Health experts urge MPs to back car smoking ban
More than 700 doctors and other health experts have put their names to a letter urging MPs to back a ban in England on smoking in cars with children present.
The issue is due to be voted on in Parliament on Monday.
The signatories to the letter in the British Medical Journal say the move is needed "to protect the well-being of children now and in the future".
They include nurses, doctors and surgeons working across the NHS.
The ban being debated would apply to under-18s - as 18 is the legal age at which people can buy cigarettes.
The letter argues that second-hand smoke exposure is a "major cause of ill-health in children", particularly among the most disadvantaged groups.
It says smoking in cars exposes children to particularly "high amounts of tobacco smoke" and there is now a consensus that children should be protected from such unnecessary hazards.
Smoking in cars
- Just over a fifth of adults smoke and just over a fifth of those admit to smoking in front of their children
- Smoke can stay in the air for up to two and a half hours even with a window open
- Second-hand smoke contains more than 4,000 chemicals, some of which are known to cause cancer
- Exposure has been strongly linked to chest infections, asthma, ear problems and cot death in children
- Research shows that 300,000 children in the UK visit the GP each year due to second-hand smoke, with 9,500 visiting hospital
- Smoking in a car creates a higher concentration of toxins than in a bar - some research has put it at 11 times higher
- Bans on smoking in cars when children are present already exist in some US states, including California, as well as in parts of Canada and Australia
It also says there are precedents to a ban, including laws to require people to wear seatbelts and, more recently, the ban on mobile phones while driving.
The signatories have been co-ordinated by Dr Nicholas Hopkinson, from Imperial College London, who is chairman of the British Thoracic Society's chronic obstructive pulmonary disease specialist advisory group.
He said: "This letter issues a powerful statement from the medical professionals of this country - the people who, every day, are treating illnesses brought on by second-hand smoke in children - about the rights of children to breathe clean air that won't make them sick.
"Next week, MPs have a chance to help protect children from the proven dangers of second-hand smoke.
"If they vote in favour, it could help protect the health of literally hundreds of thousands of children nationwide. If they vote against, it will go down in history as a huge missed opportunity."
Nurse Rebecca Sherrington, chairwoman of the Association of Respiratory Nurse Specialists, said: "Many people don't realise quite how serious second-hand smoke can be for children, especially in the concentrations that can build up in the car.
"Parents are often surprised that it can lead to illnesses such as ear infections, meningitis and cot death."
Dr Penny Woods, chief executive of the British Lung Foundation, added: "Bans on smoking in cars carrying children already exist and are being enforced in countries such as Australia, Canada, South Africa and the USA. It's about time that we started protecting children in this country too."

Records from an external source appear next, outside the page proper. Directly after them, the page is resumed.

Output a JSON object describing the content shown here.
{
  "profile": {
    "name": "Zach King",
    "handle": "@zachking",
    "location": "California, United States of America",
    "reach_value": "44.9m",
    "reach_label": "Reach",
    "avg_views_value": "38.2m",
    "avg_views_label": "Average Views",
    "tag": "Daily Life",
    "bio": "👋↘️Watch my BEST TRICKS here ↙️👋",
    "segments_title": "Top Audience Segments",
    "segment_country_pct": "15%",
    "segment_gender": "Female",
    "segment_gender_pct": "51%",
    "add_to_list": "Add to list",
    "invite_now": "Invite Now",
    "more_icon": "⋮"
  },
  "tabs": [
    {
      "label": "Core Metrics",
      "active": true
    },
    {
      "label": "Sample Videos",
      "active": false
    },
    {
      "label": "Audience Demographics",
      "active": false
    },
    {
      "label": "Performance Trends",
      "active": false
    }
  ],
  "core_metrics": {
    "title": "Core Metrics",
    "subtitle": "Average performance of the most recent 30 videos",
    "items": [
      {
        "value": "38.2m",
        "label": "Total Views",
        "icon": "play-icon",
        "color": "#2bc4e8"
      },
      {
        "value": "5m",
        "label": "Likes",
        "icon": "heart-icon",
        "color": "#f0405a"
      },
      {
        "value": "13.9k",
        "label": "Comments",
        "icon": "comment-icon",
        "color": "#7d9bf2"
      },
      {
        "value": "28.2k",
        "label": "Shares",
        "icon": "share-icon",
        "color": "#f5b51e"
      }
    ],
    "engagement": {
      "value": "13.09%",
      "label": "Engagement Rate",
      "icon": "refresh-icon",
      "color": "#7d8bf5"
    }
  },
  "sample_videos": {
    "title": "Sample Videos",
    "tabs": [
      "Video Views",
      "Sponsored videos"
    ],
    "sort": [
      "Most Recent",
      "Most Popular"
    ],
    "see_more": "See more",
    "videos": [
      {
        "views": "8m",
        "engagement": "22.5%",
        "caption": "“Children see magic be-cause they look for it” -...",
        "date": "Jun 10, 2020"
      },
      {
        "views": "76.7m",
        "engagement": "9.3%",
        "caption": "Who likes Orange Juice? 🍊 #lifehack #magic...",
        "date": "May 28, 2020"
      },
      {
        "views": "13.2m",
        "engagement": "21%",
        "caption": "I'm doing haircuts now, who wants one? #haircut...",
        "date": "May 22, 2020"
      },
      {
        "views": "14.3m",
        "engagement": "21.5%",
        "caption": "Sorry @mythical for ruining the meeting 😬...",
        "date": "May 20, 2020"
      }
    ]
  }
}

Tobacco specialist Peter Mackereth, from Manchester's Christie Hospital, said children's smaller undeveloped lungs and narrower airways struggled to cope with the sidestream of heavily concentrated cigarette smoke, which can contain carbon monoxide, arsenic and formaldehyde.
Rolling down car windows only served to funnel the smoke right back into the car towards the children in the backseats, he told BBC's Breakfast.'Unnecessary intrusion'
Simon Clark, director of smokers' lobby group Forest, said: "Smoking in cars with children is inconsiderate but there is a line the state shouldn't cross when it comes to dictating how people behave in private places.
"Very few adults smoke in a car with children these days. We urge MPs to reject this unnecessary intrusion into people's private lives and trust parents to make the right decision for their children without the need for heavy-handed state intervention."
The vote by MPs comes after the House of Lords last week backed a Labour amendment to the Children and Families Bill.
The amendment empowers, but does not compel, the government to make it a criminal offence for drivers to fail to prevent smoking in their vehicles when children are present.
The government has now told its MPs they can have a free vote on the issue.
Labour has said that if the measure does not become law before the next election, it will be included in its manifesto.
Calls to prohibit smoking in private vehicles when children are present have been raised in Parliament on several occasions since the 2007 ban on smoking in public places came into effect.
The Welsh government has said it would consider a ban should an awareness campaign not lead to a drop in children's exposure to second-hand smoke.
Meanwhile, in Scotland, Lib Dem MSP Jim Hume has indicated he will be presenting a bill this year to bring in a ban, while Northern Ireland's health minister has announced plans for a consultation on the issue.